AIM OF THE EXERCISE: Give all of the data below again exactly, and drop the images.

SUPPLIED MATERIAL:
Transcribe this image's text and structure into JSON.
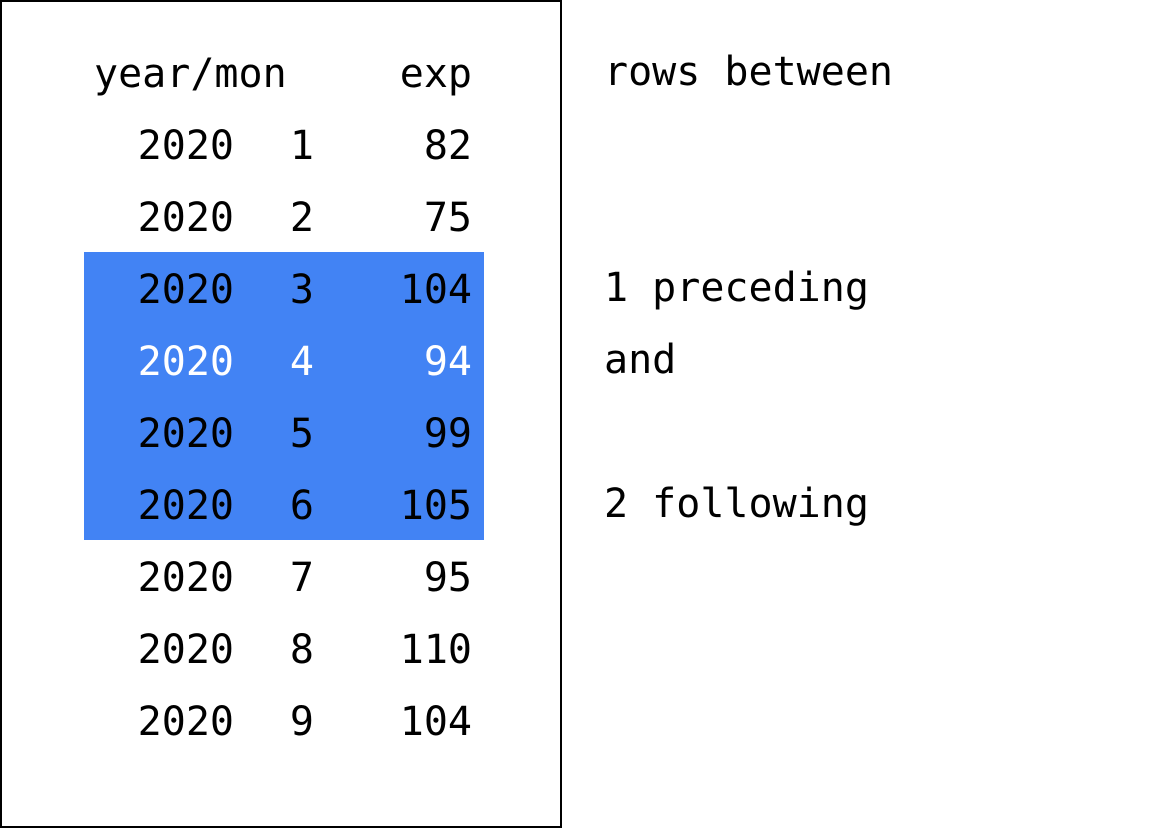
{
  "table": {
    "headers": {
      "year_mon": "year/mon",
      "exp": "exp"
    },
    "rows": [
      {
        "year": "2020",
        "mon": "1",
        "exp": "82"
      },
      {
        "year": "2020",
        "mon": "2",
        "exp": "75"
      },
      {
        "year": "2020",
        "mon": "3",
        "exp": "104"
      },
      {
        "year": "2020",
        "mon": "4",
        "exp": "94"
      },
      {
        "year": "2020",
        "mon": "5",
        "exp": "99"
      },
      {
        "year": "2020",
        "mon": "6",
        "exp": "105"
      },
      {
        "year": "2020",
        "mon": "7",
        "exp": "95"
      },
      {
        "year": "2020",
        "mon": "8",
        "exp": "110"
      },
      {
        "year": "2020",
        "mon": "9",
        "exp": "104"
      }
    ],
    "highlight_color": "#4283f4",
    "current_row_index": 3,
    "window_rows": [
      2,
      3,
      4,
      5
    ]
  },
  "annotations": {
    "title": "rows between",
    "preceding": "1 preceding",
    "and": "and",
    "following": "2 following"
  }
}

FINISHED TASK:
Transcribe this image's text and structure into JSON.
{
  "table": {
    "headers": {
      "year_mon": "year/mon",
      "exp": "exp"
    },
    "rows": [
      {
        "year": "2020",
        "mon": "1",
        "exp": "82"
      },
      {
        "year": "2020",
        "mon": "2",
        "exp": "75"
      },
      {
        "year": "2020",
        "mon": "3",
        "exp": "104"
      },
      {
        "year": "2020",
        "mon": "4",
        "exp": "94"
      },
      {
        "year": "2020",
        "mon": "5",
        "exp": "99"
      },
      {
        "year": "2020",
        "mon": "6",
        "exp": "105"
      },
      {
        "year": "2020",
        "mon": "7",
        "exp": "95"
      },
      {
        "year": "2020",
        "mon": "8",
        "exp": "110"
      },
      {
        "year": "2020",
        "mon": "9",
        "exp": "104"
      }
    ],
    "highlight_color": "#4283f4",
    "current_row_index": 3,
    "window_rows": [
      2,
      3,
      4,
      5
    ]
  },
  "annotations": {
    "title": "rows between",
    "preceding": "1 preceding",
    "and": "and",
    "following": "2 following"
  }
}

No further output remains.